The input START
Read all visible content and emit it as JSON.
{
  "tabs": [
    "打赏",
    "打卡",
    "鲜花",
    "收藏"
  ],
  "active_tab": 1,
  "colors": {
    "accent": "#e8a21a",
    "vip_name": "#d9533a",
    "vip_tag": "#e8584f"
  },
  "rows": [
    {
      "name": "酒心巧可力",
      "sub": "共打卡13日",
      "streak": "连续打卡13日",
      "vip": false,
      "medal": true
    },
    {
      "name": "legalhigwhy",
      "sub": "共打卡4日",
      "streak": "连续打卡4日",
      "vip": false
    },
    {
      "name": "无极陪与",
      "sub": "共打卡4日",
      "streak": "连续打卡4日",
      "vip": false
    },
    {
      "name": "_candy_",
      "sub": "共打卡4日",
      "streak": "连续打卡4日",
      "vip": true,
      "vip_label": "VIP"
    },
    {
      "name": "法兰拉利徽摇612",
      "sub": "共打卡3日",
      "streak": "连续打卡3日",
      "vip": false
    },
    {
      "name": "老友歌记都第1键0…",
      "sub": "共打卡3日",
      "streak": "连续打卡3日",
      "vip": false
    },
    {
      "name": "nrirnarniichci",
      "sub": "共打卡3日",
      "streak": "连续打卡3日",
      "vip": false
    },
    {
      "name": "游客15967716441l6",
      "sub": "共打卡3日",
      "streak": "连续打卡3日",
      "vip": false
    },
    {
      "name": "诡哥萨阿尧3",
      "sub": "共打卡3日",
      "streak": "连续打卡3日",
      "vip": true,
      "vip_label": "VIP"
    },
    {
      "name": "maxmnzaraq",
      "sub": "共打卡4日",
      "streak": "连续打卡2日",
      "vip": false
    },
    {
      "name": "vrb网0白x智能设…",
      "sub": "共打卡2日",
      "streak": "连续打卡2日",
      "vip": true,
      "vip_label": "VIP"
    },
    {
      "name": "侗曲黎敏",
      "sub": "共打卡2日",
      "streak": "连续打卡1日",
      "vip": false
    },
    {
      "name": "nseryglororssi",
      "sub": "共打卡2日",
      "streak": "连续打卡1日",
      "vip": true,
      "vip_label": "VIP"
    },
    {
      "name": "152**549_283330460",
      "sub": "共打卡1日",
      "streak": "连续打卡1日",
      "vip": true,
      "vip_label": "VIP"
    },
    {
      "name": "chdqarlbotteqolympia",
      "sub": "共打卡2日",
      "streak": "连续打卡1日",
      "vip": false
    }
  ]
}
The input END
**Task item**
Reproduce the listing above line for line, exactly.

**Answer space**
Read all visible content and emit it as JSON.
{
  "tabs": [
    "打赏",
    "打卡",
    "鲜花",
    "收藏"
  ],
  "active_tab": 1,
  "colors": {
    "accent": "#e8a21a",
    "vip_name": "#d9533a",
    "vip_tag": "#e8584f"
  },
  "rows": [
    {
      "name": "酒心巧可力",
      "sub": "共打卡13日",
      "streak": "连续打卡13日",
      "vip": false,
      "medal": true
    },
    {
      "name": "legalhigwhy",
      "sub": "共打卡4日",
      "streak": "连续打卡4日",
      "vip": false
    },
    {
      "name": "无极陪与",
      "sub": "共打卡4日",
      "streak": "连续打卡4日",
      "vip": false
    },
    {
      "name": "_candy_",
      "sub": "共打卡4日",
      "streak": "连续打卡4日",
      "vip": true,
      "vip_label": "VIP"
    },
    {
      "name": "法兰拉利徽摇612",
      "sub": "共打卡3日",
      "streak": "连续打卡3日",
      "vip": false
    },
    {
      "name": "老友歌记都第1键0…",
      "sub": "共打卡3日",
      "streak": "连续打卡3日",
      "vip": false
    },
    {
      "name": "nrirnarniichci",
      "sub": "共打卡3日",
      "streak": "连续打卡3日",
      "vip": false
    },
    {
      "name": "游客15967716441l6",
      "sub": "共打卡3日",
      "streak": "连续打卡3日",
      "vip": false
    },
    {
      "name": "诡哥萨阿尧3",
      "sub": "共打卡3日",
      "streak": "连续打卡3日",
      "vip": true,
      "vip_label": "VIP"
    },
    {
      "name": "maxmnzaraq",
      "sub": "共打卡4日",
      "streak": "连续打卡2日",
      "vip": false
    },
    {
      "name": "vrb网0白x智能设…",
      "sub": "共打卡2日",
      "streak": "连续打卡2日",
      "vip": true,
      "vip_label": "VIP"
    },
    {
      "name": "侗曲黎敏",
      "sub": "共打卡2日",
      "streak": "连续打卡1日",
      "vip": false
    },
    {
      "name": "nseryglororssi",
      "sub": "共打卡2日",
      "streak": "连续打卡1日",
      "vip": true,
      "vip_label": "VIP"
    },
    {
      "name": "152**549_283330460",
      "sub": "共打卡1日",
      "streak": "连续打卡1日",
      "vip": true,
      "vip_label": "VIP"
    },
    {
      "name": "chdqarlbotteqolympia",
      "sub": "共打卡2日",
      "streak": "连续打卡1日",
      "vip": false
    }
  ]
}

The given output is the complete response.